DirectX 11 has been the dominant API for a significant amount of time and doesn’t really allow for effective scaling across a wide range of hardware configurations. Thankfully, DirectX 12 is a major step in the right direction and could revolutionize the way game engines communicate with hardware. Theoretically, the new API should reduce CPU overheads and result in better optimization, although this is down to the developers. DirectX 12 isn’t the only low-level API on offer and there’s a great open source alternative, codenamed Vulkan which supports Windows 7, 8.1, 10, Android and Linux!

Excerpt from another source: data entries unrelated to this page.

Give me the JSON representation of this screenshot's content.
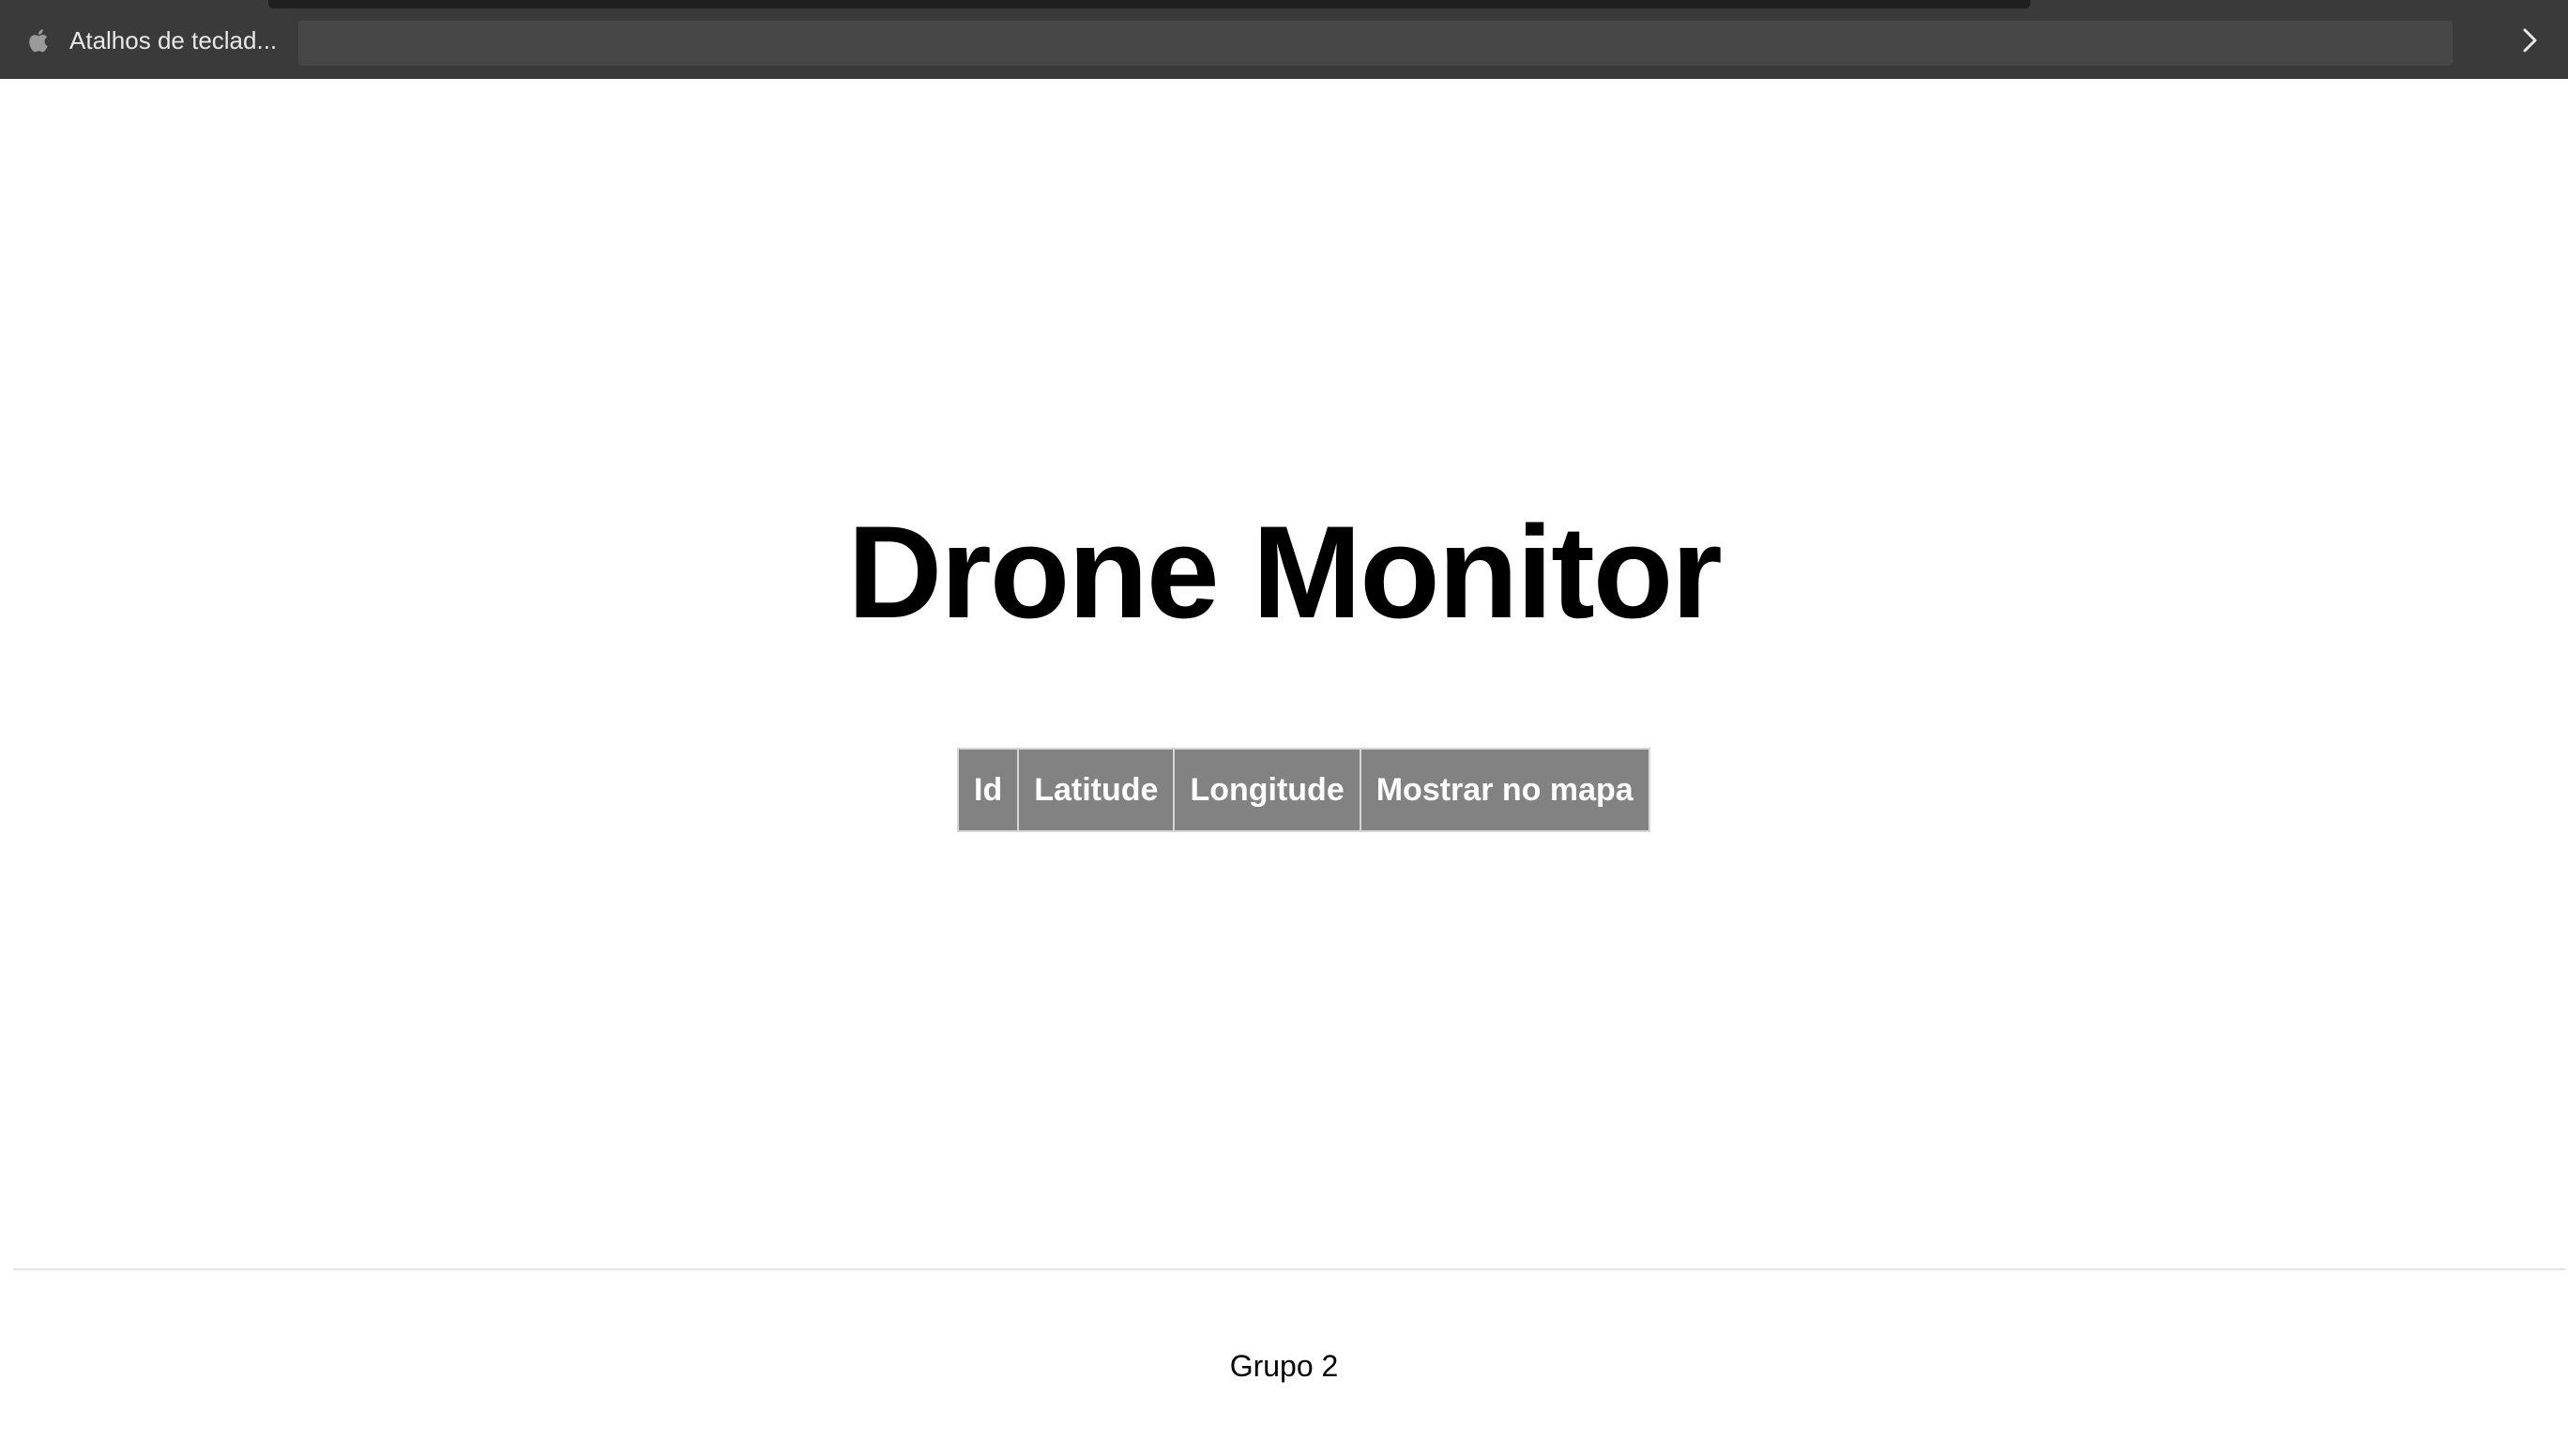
{
  "bookmarks_bar": {
    "items": [
      {
        "label": "Atalhos de teclad...",
        "icon": "apple-icon"
      }
    ],
    "overflow_icon": "chevron-right-icon"
  },
  "main": {
    "title": "Drone Monitor",
    "table": {
      "columns": [
        "Id",
        "Latitude",
        "Longitude",
        "Mostrar no mapa"
      ],
      "rows": []
    }
  },
  "footer": {
    "text": "Grupo 2"
  },
  "colors": {
    "bookmarks_bar_bg": "#3a3a3a",
    "table_header_bg": "#828282",
    "table_header_text": "#ffffff",
    "title_text": "#000000"
  }
}
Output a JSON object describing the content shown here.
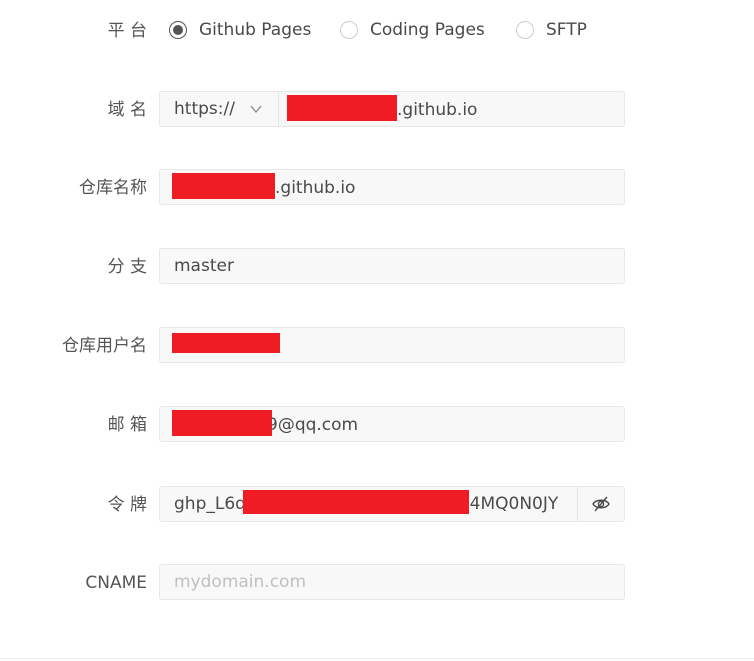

This is going to be an enticing proposition for anyone who dislikes Windows 10, and it could help with optimization on SteamOS. AMD originally submitted the XGL proposal from their work on Mantle and this was accepted by the OpenGL Next working group. As a company, AMD’s open source ethos ties in extremely well with Vulkan and they are going to release a beta driver with Vulkan functionality.
Raja Koduri, Senior Vice President and Chief Architect, Radeon Technologies Group, AMD said:
“The release of the Vulkan™ 1.0 specification is a huge step forward for developers. The Vulkan™ API, which was derived from Mantle, will bring the benefits of low-overhead high-performance Graphics API to the benefit of cross-platform and cross-vendor targeted applications,“
“The promotion of open and scalable technologies continues to be the focus at AMD, as a pioneer in the low-overhead API space. As a member of the Khronos™ Group, AMD is proud to collaborate with hardware and software industry leaders to develop the Vulkan™ API to ignite the next evolution in PC game development.”
I cannot wait to see Vulkan’s impact compared to other APIs and it’s quite plausible to see major performance benefits. However, I think it will be challenging to encourage developers to adopt Vulkan because the majority of users seems to be excited for DirectX 12 and prepared to upgrade to Windows 10 despite many concerns regarding privacy.